## EXERCISE:
Look through the records below and copy each line that includes the word "bathrooms".
--- GIVEN INFORMATION ---
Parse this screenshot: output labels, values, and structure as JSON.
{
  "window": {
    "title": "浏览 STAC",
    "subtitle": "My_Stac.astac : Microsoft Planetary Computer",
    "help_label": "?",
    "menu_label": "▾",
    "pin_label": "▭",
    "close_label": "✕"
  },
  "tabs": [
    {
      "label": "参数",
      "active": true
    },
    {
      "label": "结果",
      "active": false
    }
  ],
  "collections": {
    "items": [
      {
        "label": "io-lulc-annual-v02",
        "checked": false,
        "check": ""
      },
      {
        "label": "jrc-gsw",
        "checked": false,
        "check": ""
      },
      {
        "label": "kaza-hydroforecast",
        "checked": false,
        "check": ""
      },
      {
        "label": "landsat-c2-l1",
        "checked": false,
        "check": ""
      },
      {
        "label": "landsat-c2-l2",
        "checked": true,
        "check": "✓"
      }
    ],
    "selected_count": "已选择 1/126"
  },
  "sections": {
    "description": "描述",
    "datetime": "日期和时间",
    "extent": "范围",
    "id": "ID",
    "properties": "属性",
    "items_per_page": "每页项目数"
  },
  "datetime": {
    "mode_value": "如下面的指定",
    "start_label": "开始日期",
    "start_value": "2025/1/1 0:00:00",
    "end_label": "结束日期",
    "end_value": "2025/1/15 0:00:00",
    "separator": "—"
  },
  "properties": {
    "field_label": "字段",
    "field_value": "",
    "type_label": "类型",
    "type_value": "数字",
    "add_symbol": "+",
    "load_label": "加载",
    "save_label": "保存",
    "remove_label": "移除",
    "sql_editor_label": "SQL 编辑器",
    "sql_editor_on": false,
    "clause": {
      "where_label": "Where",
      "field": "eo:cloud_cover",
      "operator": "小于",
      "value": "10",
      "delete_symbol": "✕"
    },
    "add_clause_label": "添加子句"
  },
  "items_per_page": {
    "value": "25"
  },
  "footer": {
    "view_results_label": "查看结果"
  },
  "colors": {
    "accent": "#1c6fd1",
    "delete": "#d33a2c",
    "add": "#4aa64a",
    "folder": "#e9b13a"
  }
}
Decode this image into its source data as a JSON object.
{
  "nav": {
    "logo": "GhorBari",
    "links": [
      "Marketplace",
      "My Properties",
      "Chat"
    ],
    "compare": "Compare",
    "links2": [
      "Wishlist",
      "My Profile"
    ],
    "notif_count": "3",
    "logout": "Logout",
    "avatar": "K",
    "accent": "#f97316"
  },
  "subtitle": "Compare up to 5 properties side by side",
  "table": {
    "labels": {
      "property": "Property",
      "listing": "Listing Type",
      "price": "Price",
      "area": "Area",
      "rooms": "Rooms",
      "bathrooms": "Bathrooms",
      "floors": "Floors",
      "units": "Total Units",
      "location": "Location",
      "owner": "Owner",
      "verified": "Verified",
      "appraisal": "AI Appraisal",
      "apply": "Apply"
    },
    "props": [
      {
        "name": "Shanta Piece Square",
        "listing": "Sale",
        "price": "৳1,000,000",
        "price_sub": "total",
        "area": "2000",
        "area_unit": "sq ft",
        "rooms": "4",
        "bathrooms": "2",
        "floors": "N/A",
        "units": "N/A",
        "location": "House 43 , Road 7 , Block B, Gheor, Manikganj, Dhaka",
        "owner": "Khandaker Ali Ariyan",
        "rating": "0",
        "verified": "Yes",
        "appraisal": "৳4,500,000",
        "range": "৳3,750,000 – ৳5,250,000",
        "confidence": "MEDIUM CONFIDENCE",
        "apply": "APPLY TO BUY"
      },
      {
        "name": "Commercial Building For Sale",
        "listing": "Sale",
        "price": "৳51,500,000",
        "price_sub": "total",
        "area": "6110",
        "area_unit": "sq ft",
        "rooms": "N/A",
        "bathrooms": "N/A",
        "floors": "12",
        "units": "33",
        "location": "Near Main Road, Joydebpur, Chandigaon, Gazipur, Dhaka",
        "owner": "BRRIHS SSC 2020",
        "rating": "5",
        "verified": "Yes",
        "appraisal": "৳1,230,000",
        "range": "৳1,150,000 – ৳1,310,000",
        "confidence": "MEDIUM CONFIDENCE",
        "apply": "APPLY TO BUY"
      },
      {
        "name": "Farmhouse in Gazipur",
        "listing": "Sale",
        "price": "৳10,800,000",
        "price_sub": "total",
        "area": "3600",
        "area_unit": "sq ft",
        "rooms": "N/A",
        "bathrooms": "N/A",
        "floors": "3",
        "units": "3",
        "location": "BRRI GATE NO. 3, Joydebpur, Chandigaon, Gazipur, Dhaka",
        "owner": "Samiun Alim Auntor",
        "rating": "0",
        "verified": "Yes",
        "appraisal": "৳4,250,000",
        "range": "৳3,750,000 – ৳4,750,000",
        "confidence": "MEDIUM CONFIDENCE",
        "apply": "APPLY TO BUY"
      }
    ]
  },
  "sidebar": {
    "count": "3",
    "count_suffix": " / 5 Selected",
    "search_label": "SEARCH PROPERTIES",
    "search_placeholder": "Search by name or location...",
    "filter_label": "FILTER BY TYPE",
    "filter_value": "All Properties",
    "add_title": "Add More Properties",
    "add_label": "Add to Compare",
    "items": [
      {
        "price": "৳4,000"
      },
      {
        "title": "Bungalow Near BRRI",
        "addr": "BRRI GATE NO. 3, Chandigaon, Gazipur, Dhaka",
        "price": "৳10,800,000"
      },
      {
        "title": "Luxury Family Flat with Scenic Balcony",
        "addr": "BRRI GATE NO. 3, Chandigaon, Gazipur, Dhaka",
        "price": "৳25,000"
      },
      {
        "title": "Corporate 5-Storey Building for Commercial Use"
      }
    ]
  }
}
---
## EXERCISE OUTPUT:
      "bathrooms": "Bathrooms",
        "bathrooms": "2",
        "bathrooms": "N/A",
        "bathrooms": "N/A",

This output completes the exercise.